Welcome to OpenBIOS v1.1 built on Nov 15 2014 12:59
Type ‘help’ for detailed information
Not a bootable ELF image
Not a bootable a.out image
Loading FCode image…
Loaded 4829 bytes
entry point is 0x4000
OpenBSD IEEE 1275 Bootblock 1.3
Jumping to entry point 0000000000100000 for type 0000000000000001…
switching to new context: entry point 0x100000 stack 0x00000000ffe8aa09
>> OpenBSD BOOT 1.6
open /[email protected],0/[email protected]/[email protected]/[email protected]:f/etc/random.seed: No such file or d
Booting /[email protected],0/[email protected]/[email protected]/[email protected]:f/bsd
[email protected][email protected][email protected][email protected]
symbols @ 0xffc5a300 119 start=0x1000000
Unexpected client interface exception: -1
console is /[email protected],0/[email protected]/su
Copyright (c) 1982, 1986, 1989, 1991, 1993
The Regents of the University of California. All rights reserved.
Copyright (c) 1995-2014 OpenBSD. All rights reserved. http://www.OpenBSD.org

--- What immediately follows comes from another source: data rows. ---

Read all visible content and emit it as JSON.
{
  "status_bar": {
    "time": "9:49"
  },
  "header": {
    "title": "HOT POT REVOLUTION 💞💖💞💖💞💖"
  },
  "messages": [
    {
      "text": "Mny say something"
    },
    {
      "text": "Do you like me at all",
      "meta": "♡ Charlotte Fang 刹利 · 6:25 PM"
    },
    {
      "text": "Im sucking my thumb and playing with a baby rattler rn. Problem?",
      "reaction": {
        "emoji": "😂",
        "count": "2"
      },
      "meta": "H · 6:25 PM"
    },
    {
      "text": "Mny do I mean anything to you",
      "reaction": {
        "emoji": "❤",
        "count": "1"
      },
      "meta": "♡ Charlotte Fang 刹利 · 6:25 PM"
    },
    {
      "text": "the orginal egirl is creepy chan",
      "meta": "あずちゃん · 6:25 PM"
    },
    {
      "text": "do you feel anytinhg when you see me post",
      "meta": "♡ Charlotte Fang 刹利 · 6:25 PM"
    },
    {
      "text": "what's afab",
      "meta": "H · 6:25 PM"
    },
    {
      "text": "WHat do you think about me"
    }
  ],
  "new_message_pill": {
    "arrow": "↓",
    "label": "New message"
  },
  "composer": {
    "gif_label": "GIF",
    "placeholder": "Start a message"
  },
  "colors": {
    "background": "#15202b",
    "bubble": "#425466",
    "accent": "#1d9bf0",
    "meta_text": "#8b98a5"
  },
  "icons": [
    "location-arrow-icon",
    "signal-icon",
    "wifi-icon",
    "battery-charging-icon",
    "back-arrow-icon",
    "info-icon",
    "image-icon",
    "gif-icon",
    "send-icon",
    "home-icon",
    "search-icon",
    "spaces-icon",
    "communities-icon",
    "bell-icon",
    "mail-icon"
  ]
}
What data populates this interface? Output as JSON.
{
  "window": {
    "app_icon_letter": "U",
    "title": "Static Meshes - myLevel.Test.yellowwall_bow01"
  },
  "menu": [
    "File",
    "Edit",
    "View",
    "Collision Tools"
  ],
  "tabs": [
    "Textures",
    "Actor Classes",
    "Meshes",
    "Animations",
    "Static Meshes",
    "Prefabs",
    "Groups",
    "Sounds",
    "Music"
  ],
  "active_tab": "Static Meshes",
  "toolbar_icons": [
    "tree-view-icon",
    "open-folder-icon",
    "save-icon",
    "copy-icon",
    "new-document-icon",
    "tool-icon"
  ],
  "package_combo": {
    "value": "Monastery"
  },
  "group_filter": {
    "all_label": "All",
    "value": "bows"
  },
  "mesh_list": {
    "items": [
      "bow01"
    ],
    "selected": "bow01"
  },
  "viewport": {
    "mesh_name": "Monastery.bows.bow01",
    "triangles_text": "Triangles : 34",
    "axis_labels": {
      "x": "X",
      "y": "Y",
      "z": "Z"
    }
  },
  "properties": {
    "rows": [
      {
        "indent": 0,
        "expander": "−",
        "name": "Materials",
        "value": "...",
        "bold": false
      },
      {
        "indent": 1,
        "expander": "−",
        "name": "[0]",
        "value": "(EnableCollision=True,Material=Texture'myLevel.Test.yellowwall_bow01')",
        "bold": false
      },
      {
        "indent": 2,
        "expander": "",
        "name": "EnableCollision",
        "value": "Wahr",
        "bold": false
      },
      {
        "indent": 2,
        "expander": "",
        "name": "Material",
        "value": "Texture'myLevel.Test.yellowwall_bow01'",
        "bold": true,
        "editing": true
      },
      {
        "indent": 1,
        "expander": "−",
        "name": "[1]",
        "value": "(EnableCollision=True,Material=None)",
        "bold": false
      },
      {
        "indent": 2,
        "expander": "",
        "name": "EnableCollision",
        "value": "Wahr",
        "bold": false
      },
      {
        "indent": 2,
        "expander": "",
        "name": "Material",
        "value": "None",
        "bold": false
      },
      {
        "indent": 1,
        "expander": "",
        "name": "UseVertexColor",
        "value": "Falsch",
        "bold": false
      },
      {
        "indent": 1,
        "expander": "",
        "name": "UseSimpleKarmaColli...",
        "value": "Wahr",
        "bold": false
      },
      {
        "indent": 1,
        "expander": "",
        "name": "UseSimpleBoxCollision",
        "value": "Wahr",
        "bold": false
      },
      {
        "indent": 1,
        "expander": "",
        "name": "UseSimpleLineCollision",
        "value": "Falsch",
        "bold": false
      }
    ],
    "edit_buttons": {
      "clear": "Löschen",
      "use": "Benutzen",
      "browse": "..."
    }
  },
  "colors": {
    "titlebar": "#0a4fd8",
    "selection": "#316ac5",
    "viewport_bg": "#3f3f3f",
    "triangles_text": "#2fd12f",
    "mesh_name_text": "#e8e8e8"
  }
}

OpenBSD 5.6 (RAMDISK) #178: Fri Aug 8 05:00:27 MDT 2014
real mem = 2147483648 (2048MB)
avail mem = 2103877632 (2006MB)
mainbus0 at root: OpenBiosTeam,OpenBIOS
cpu0 at mainbus0: SUNW,UltraSPARC-IIi (rev 9.1) @ 100 MHz
cpu0: physical 256K instruction (64 b/l), 16K data (32 b/l), 256K external (64 b
psycho0 at mainbus0: SUNW,sabre, impl 0, version 0, ign 7c0
psycho0: bus range 0-2, PCI bus 0
psycho0: dvma map c0000000-dfffffff
pci0 at psycho0
ppb0 at pci0 dev 1 function 0 “Sun Simba” rev 0x11
pci1 at ppb0 bus 1
ppb1 at pci0 dev 1 function 1 “Sun Simba” rev 0x11
pci2 at ppb1 bus 2
unknown vendor 0x1234 product 0x1111 (class display subclass VGA, rev 0x02) at p
ci0 dev 2 function 0 not configured
ebus0 at pci0 dev 3 function 0 “Sun PCIO EBus2” rev 0x01
“fdthree” at ebus0 addr 0-ffffffff not configured
com0 at ebus0 addr 3f8-3ff ivec 0x2b: ns16550a, 16 byte fifo
“kb_ps2” at ebus0 addr 60-67 not configured
“Realtek 8029” rev 0x00 at pci0 dev 4 function 0 not configured
pciide0 at pci0 dev 5 function 0 “CMD Technology PCI0646” rev 0x07: DMA, channel
0 configured to native-PCI, channel 1 configured to native-PCI
pciide0: using ivec 0x7d4 for native-PCI interrupt
pciide0: channel 0 disabled (no drives)
atapiscsi0 at pciide0 channel 1 drive 0
scsibus0 at atapiscsi0: 2 targets
cd0 at scsibus0 targ 0 lun 0: <QEMU, QEMU DVD-ROM, 2.2.> ATAPI 5/cdrom removable
cd0(pciide0:1:0): using PIO mode 4, Ultra-DMA mode 2
prtc0 at mainbus0
softraid0 at root
scsibus1 at softraid0: 256 targets
bootpath: /[email protected],0/[email protected],0/[email protected],0/[email protected],0:f
root on rd0a swap on rd0b dump on rd0b
unix-gettod:interpret: exception -13 caught
interpret h# 01c099ec unix-gettod failed with error ffffffffffffffed
WARNING: bad date in battery clock — CHECK AND RESET THE DATE!
erase ^?, werase ^W, kill ^U, intr ^C, status ^T
Welcome to the OpenBSD/sparc64 5.6 installation program.
(I)nstall, (U)pgrade, (A)utoinstall or (S)hell?
(I)nstall, (U)pgrade, (A)utoinstall or (S)hell? (I)nstall, (U)pgrade, (A)utoinst
all or (S)hell? s
But it’s great it’s this close!